WHAT THE TASK ASKS: Lines containing the word "provider" are the ones to copy from the records below.

[Data about app and page elements]
----
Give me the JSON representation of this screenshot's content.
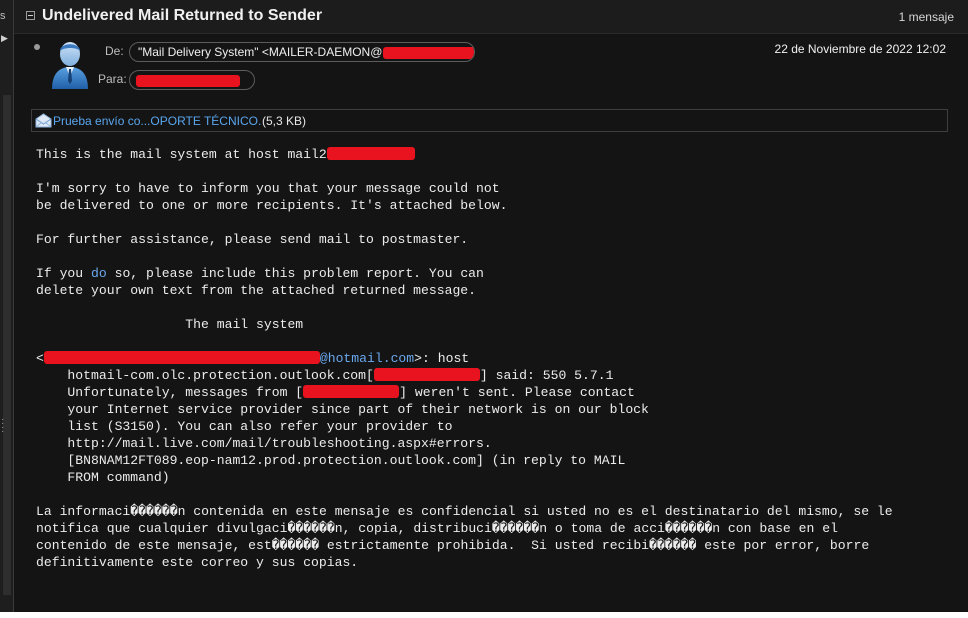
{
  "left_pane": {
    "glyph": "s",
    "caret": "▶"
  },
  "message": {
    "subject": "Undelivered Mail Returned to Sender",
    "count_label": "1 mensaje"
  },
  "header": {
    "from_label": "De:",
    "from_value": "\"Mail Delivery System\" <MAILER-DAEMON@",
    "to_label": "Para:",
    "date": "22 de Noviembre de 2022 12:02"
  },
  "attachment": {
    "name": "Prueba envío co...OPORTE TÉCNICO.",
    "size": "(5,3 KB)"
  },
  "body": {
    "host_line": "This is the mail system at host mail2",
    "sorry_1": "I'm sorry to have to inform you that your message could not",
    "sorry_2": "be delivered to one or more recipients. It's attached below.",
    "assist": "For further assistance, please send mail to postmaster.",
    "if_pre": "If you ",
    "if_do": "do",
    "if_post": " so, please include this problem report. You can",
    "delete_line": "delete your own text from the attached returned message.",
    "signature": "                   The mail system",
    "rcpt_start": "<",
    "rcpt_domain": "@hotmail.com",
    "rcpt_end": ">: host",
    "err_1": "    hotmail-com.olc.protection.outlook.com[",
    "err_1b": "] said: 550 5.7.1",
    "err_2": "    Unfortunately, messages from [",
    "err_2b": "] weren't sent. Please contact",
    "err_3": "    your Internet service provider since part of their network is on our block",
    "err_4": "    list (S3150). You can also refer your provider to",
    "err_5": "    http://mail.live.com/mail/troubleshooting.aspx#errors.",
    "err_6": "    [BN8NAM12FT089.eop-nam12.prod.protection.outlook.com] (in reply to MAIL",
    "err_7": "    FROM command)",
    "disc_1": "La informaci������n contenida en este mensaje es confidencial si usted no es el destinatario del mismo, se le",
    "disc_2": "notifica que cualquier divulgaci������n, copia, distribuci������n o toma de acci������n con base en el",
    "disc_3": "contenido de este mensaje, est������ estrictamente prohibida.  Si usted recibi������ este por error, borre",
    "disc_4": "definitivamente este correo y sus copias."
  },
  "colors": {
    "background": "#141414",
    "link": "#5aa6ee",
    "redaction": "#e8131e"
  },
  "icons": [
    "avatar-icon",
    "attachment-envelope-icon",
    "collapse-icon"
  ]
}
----
RESPONSE TO THE EXERCISE:
    "err_3": "    your Internet service provider since part of their network is on our block",
    "err_4": "    list (S3150). You can also refer your provider to",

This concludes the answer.